After these recordings Ellis returned back to Houston, where he played in vaudevilletheatres and also sang for the radio. His voice fell into the taste and he was invited to come to New York for recordings forColumbia. Then he made a series of recordings for Okeh Records, where he was tutored by small groups that he himself should compile. Ellis chose men as the brothers Dorsey, Joe Venuti, Eddie Lang, Andy Sannella, Mugsy Spanier and, twice, Louis Armstrong. On these plates, he sang with a bittersweet alto voice.
In 1928 he toured England. Afterwards he was for some years the manager of the Mills Brothers, but he also remained active as a musician. So he worked occasionally at the Paul Whiteman Orchestra that played for the radio. He also appeared in some movies, including Ida Lupino ("One Rainy Afternoon", 1934). At the end of 1935 he came up with a big band with an unusual occupation (eight brass and a clarinet player), the Choir of Brass Orchestra, with which he made recordings for Decca Records . In 1939, he pitched to the occupation and he came up with a more usual occupation. Ellis has conducted itself and also sang occasionally, next to his wife Irene Taylor who previously had worked with Paul Whiteman.
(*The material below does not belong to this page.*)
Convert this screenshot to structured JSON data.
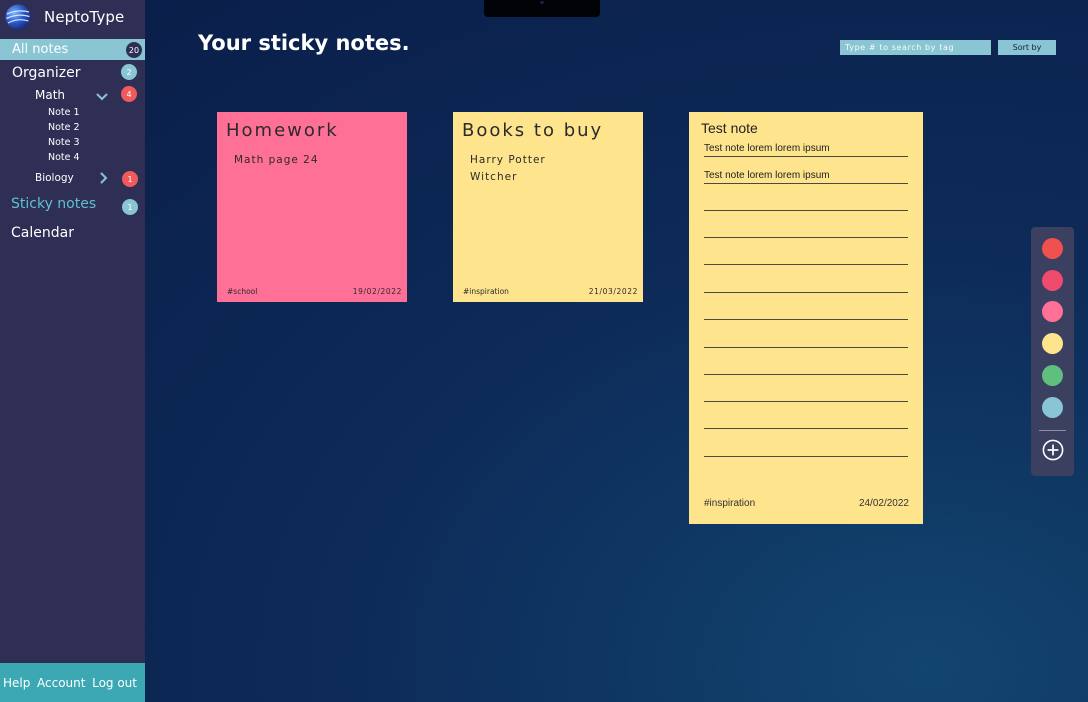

Later he concentrated especially on composing: his "you're All I Want for Christmas" was later covered by Frankie Laineand Bing Crosby.
- An Hour of Classic Hymns (Brass Choir Orchestra), Light Records, 1996
- Jazz in a Sentimental Mood, Old Masters, 2001
- Choirs of Brass (1937), Alamac